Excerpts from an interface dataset
────────────────────────────────────────

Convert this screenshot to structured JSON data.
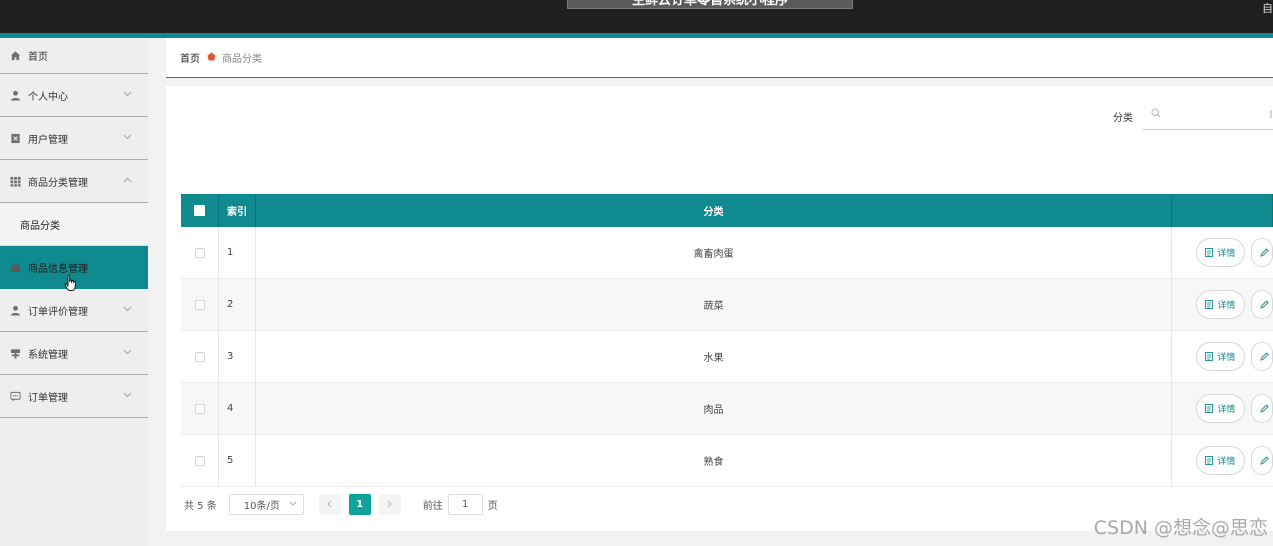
{
  "header": {
    "title": "生鲜云订单零售系统小程序",
    "corner_text": "自"
  },
  "sidebar": {
    "items": [
      {
        "label": "首页",
        "icon": "home-icon",
        "has_chevron": false
      },
      {
        "label": "个人中心",
        "icon": "user-icon",
        "has_chevron": true
      },
      {
        "label": "用户管理",
        "icon": "id-card-icon",
        "has_chevron": true
      },
      {
        "label": "商品分类管理",
        "icon": "grid-icon",
        "has_chevron": true,
        "expanded": true,
        "children": [
          {
            "label": "商品分类"
          }
        ]
      },
      {
        "label": "商品信息管理",
        "icon": "bag-icon",
        "has_chevron": false,
        "active": true
      },
      {
        "label": "订单评价管理",
        "icon": "user-icon",
        "has_chevron": true
      },
      {
        "label": "系统管理",
        "icon": "signpost-icon",
        "has_chevron": true
      },
      {
        "label": "订单管理",
        "icon": "message-icon",
        "has_chevron": true
      }
    ]
  },
  "breadcrumb": {
    "home": "首页",
    "current": "商品分类"
  },
  "search": {
    "label": "分类",
    "value": ""
  },
  "table": {
    "columns": [
      "索引",
      "分类",
      ""
    ],
    "rows": [
      {
        "index": "1",
        "category": "禽畜肉蛋"
      },
      {
        "index": "2",
        "category": "蔬菜"
      },
      {
        "index": "3",
        "category": "水果"
      },
      {
        "index": "4",
        "category": "肉品"
      },
      {
        "index": "5",
        "category": "熟食"
      }
    ],
    "detail_label": "详情"
  },
  "pagination": {
    "total": "共 5 条",
    "page_size": "10条/页",
    "current_page": "1",
    "goto_prefix": "前往",
    "goto_value": "1",
    "goto_suffix": "页"
  },
  "watermark": "CSDN @想念@思恋",
  "colors": {
    "primary": "#0f8a8f",
    "page_active": "#0fa39b",
    "breadcrumb_sep": "#e05a2a"
  }
}
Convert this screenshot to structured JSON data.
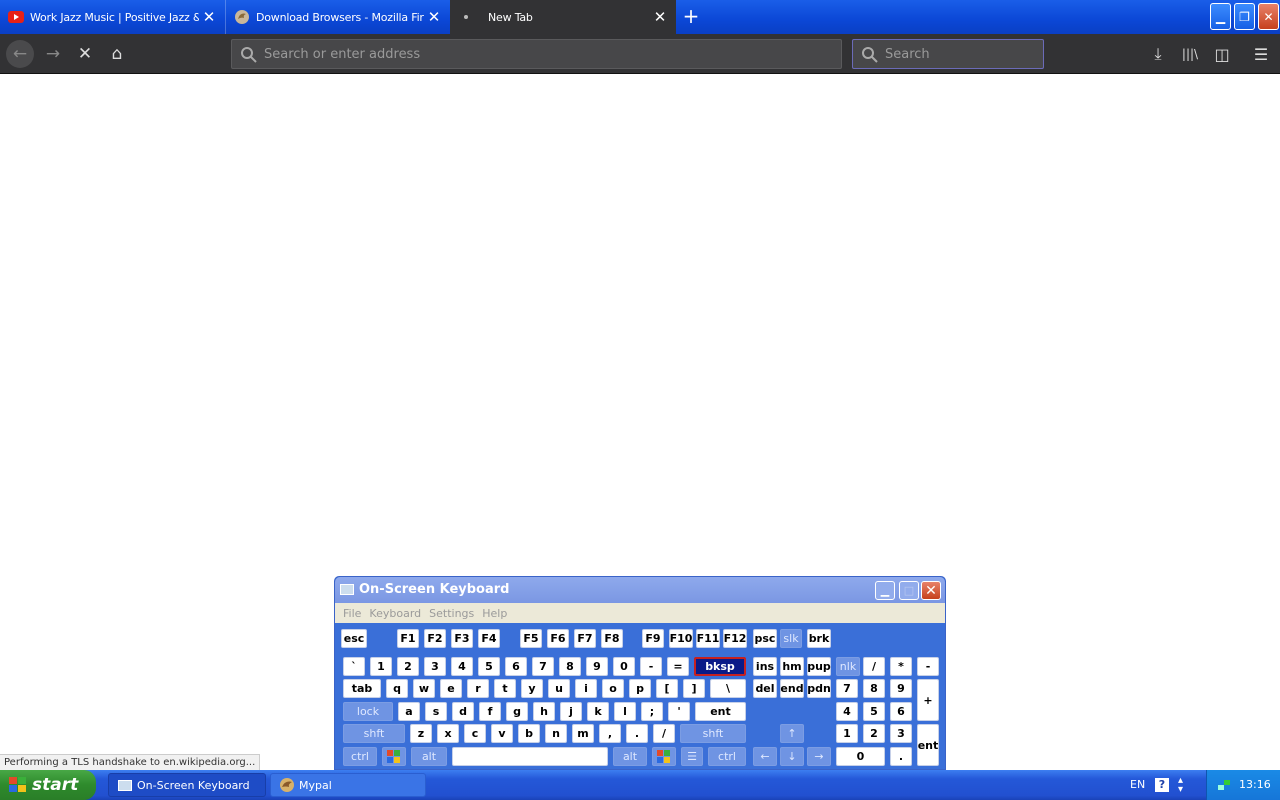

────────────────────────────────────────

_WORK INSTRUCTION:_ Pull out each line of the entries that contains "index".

_RESPONSE:_
        "index": "1",
        "index": "2",
        "index": "3",
        "index": "4",
        "index": "5",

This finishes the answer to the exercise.